TO DO -> When you answer, restate the entries below without altering anything.

Items from an interface collection ->
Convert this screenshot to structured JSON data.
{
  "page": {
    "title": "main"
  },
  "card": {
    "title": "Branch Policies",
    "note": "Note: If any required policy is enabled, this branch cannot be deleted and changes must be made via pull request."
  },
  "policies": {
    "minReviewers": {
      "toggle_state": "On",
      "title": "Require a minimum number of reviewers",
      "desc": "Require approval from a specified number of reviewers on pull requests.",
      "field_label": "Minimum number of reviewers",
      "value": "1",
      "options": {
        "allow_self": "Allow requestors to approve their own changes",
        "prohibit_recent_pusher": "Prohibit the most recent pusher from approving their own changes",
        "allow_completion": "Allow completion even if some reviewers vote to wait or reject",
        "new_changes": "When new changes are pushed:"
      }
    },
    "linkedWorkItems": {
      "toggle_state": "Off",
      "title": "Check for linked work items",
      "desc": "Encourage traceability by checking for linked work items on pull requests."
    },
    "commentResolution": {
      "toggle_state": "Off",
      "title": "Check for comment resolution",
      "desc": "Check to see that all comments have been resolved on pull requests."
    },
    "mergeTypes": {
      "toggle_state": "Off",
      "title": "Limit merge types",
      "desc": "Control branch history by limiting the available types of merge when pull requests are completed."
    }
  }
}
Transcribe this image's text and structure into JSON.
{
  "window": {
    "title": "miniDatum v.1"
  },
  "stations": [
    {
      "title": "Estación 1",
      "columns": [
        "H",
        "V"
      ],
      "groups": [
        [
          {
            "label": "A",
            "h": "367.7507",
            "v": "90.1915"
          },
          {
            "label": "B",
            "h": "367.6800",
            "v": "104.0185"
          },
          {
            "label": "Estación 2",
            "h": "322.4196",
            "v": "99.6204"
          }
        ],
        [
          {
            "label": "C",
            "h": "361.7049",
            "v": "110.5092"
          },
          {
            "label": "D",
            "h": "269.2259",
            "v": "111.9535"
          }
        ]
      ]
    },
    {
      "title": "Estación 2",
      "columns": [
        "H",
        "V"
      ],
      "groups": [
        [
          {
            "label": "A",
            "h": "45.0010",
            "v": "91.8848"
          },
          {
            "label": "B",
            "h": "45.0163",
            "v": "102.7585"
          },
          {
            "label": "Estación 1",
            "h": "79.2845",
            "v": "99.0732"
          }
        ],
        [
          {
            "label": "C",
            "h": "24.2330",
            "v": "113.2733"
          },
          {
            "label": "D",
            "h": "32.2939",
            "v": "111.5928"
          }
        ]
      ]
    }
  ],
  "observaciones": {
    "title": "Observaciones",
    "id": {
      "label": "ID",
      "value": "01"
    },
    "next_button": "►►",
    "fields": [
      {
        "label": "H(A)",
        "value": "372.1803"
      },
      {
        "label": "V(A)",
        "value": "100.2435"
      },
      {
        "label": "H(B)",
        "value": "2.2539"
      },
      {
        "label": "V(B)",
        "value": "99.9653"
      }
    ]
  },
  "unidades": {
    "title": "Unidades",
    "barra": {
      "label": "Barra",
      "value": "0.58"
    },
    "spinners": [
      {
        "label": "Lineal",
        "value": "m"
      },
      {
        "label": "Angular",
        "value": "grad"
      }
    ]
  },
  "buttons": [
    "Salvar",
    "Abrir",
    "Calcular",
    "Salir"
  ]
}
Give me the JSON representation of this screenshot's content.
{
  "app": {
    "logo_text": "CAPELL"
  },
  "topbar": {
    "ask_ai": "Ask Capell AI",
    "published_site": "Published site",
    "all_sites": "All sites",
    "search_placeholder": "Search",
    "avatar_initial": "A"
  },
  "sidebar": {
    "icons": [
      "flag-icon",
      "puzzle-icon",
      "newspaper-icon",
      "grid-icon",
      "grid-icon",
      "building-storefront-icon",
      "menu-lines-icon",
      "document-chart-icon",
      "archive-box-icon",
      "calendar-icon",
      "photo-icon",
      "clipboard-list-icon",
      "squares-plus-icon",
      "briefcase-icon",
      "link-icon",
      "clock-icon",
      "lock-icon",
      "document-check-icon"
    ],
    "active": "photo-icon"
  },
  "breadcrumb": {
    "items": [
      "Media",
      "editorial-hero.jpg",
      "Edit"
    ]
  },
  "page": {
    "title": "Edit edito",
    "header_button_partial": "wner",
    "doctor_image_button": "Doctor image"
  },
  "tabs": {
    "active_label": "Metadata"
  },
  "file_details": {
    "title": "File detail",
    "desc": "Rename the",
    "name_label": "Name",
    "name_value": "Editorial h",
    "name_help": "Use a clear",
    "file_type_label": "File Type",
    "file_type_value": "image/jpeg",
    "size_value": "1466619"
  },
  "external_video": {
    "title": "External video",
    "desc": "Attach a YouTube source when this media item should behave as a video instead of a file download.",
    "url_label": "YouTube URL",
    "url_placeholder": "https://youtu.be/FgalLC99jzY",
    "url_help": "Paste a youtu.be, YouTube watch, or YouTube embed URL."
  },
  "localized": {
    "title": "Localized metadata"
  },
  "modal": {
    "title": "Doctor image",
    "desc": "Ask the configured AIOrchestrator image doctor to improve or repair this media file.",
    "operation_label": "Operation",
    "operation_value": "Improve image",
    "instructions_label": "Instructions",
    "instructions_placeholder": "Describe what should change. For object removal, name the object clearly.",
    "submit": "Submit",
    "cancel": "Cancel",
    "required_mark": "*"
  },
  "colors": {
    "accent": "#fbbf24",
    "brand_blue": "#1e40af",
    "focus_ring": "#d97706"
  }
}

EXERCISE SOLUTION ->
Convert this screenshot to structured JSON data.
{
  "page": {
    "title": "main"
  },
  "card": {
    "title": "Branch Policies",
    "note": "Note: If any required policy is enabled, this branch cannot be deleted and changes must be made via pull request."
  },
  "policies": {
    "minReviewers": {
      "toggle_state": "On",
      "title": "Require a minimum number of reviewers",
      "desc": "Require approval from a specified number of reviewers on pull requests.",
      "field_label": "Minimum number of reviewers",
      "value": "1",
      "options": {
        "allow_self": "Allow requestors to approve their own changes",
        "prohibit_recent_pusher": "Prohibit the most recent pusher from approving their own changes",
        "allow_completion": "Allow completion even if some reviewers vote to wait or reject",
        "new_changes": "When new changes are pushed:"
      }
    },
    "linkedWorkItems": {
      "toggle_state": "Off",
      "title": "Check for linked work items",
      "desc": "Encourage traceability by checking for linked work items on pull requests."
    },
    "commentResolution": {
      "toggle_state": "Off",
      "title": "Check for comment resolution",
      "desc": "Check to see that all comments have been resolved on pull requests."
    },
    "mergeTypes": {
      "toggle_state": "Off",
      "title": "Limit merge types",
      "desc": "Control branch history by limiting the available types of merge when pull requests are completed."
    }
  }
}
Transcribe this image's text and structure into JSON.
{
  "window": {
    "title": "miniDatum v.1"
  },
  "stations": [
    {
      "title": "Estación 1",
      "columns": [
        "H",
        "V"
      ],
      "groups": [
        [
          {
            "label": "A",
            "h": "367.7507",
            "v": "90.1915"
          },
          {
            "label": "B",
            "h": "367.6800",
            "v": "104.0185"
          },
          {
            "label": "Estación 2",
            "h": "322.4196",
            "v": "99.6204"
          }
        ],
        [
          {
            "label": "C",
            "h": "361.7049",
            "v": "110.5092"
          },
          {
            "label": "D",
            "h": "269.2259",
            "v": "111.9535"
          }
        ]
      ]
    },
    {
      "title": "Estación 2",
      "columns": [
        "H",
        "V"
      ],
      "groups": [
        [
          {
            "label": "A",
            "h": "45.0010",
            "v": "91.8848"
          },
          {
            "label": "B",
            "h": "45.0163",
            "v": "102.7585"
          },
          {
            "label": "Estación 1",
            "h": "79.2845",
            "v": "99.0732"
          }
        ],
        [
          {
            "label": "C",
            "h": "24.2330",
            "v": "113.2733"
          },
          {
            "label": "D",
            "h": "32.2939",
            "v": "111.5928"
          }
        ]
      ]
    }
  ],
  "observaciones": {
    "title": "Observaciones",
    "id": {
      "label": "ID",
      "value": "01"
    },
    "next_button": "►►",
    "fields": [
      {
        "label": "H(A)",
        "value": "372.1803"
      },
      {
        "label": "V(A)",
        "value": "100.2435"
      },
      {
        "label": "H(B)",
        "value": "2.2539"
      },
      {
        "label": "V(B)",
        "value": "99.9653"
      }
    ]
  },
  "unidades": {
    "title": "Unidades",
    "barra": {
      "label": "Barra",
      "value": "0.58"
    },
    "spinners": [
      {
        "label": "Lineal",
        "value": "m"
      },
      {
        "label": "Angular",
        "value": "grad"
      }
    ]
  },
  "buttons": [
    "Salvar",
    "Abrir",
    "Calcular",
    "Salir"
  ]
}
Give me the JSON representation of this screenshot's content.
{
  "app": {
    "logo_text": "CAPELL"
  },
  "topbar": {
    "ask_ai": "Ask Capell AI",
    "published_site": "Published site",
    "all_sites": "All sites",
    "search_placeholder": "Search",
    "avatar_initial": "A"
  },
  "sidebar": {
    "icons": [
      "flag-icon",
      "puzzle-icon",
      "newspaper-icon",
      "grid-icon",
      "grid-icon",
      "building-storefront-icon",
      "menu-lines-icon",
      "document-chart-icon",
      "archive-box-icon",
      "calendar-icon",
      "photo-icon",
      "clipboard-list-icon",
      "squares-plus-icon",
      "briefcase-icon",
      "link-icon",
      "clock-icon",
      "lock-icon",
      "document-check-icon"
    ],
    "active": "photo-icon"
  },
  "breadcrumb": {
    "items": [
      "Media",
      "editorial-hero.jpg",
      "Edit"
    ]
  },
  "page": {
    "title": "Edit edito",
    "header_button_partial": "wner",
    "doctor_image_button": "Doctor image"
  },
  "tabs": {
    "active_label": "Metadata"
  },
  "file_details": {
    "title": "File detail",
    "desc": "Rename the",
    "name_label": "Name",
    "name_value": "Editorial h",
    "name_help": "Use a clear",
    "file_type_label": "File Type",
    "file_type_value": "image/jpeg",
    "size_value": "1466619"
  },
  "external_video": {
    "title": "External video",
    "desc": "Attach a YouTube source when this media item should behave as a video instead of a file download.",
    "url_label": "YouTube URL",
    "url_placeholder": "https://youtu.be/FgalLC99jzY",
    "url_help": "Paste a youtu.be, YouTube watch, or YouTube embed URL."
  },
  "localized": {
    "title": "Localized metadata"
  },
  "modal": {
    "title": "Doctor image",
    "desc": "Ask the configured AIOrchestrator image doctor to improve or repair this media file.",
    "operation_label": "Operation",
    "operation_value": "Improve image",
    "instructions_label": "Instructions",
    "instructions_placeholder": "Describe what should change. For object removal, name the object clearly.",
    "submit": "Submit",
    "cancel": "Cancel",
    "required_mark": "*"
  },
  "colors": {
    "accent": "#fbbf24",
    "brand_blue": "#1e40af",
    "focus_ring": "#d97706"
  }
}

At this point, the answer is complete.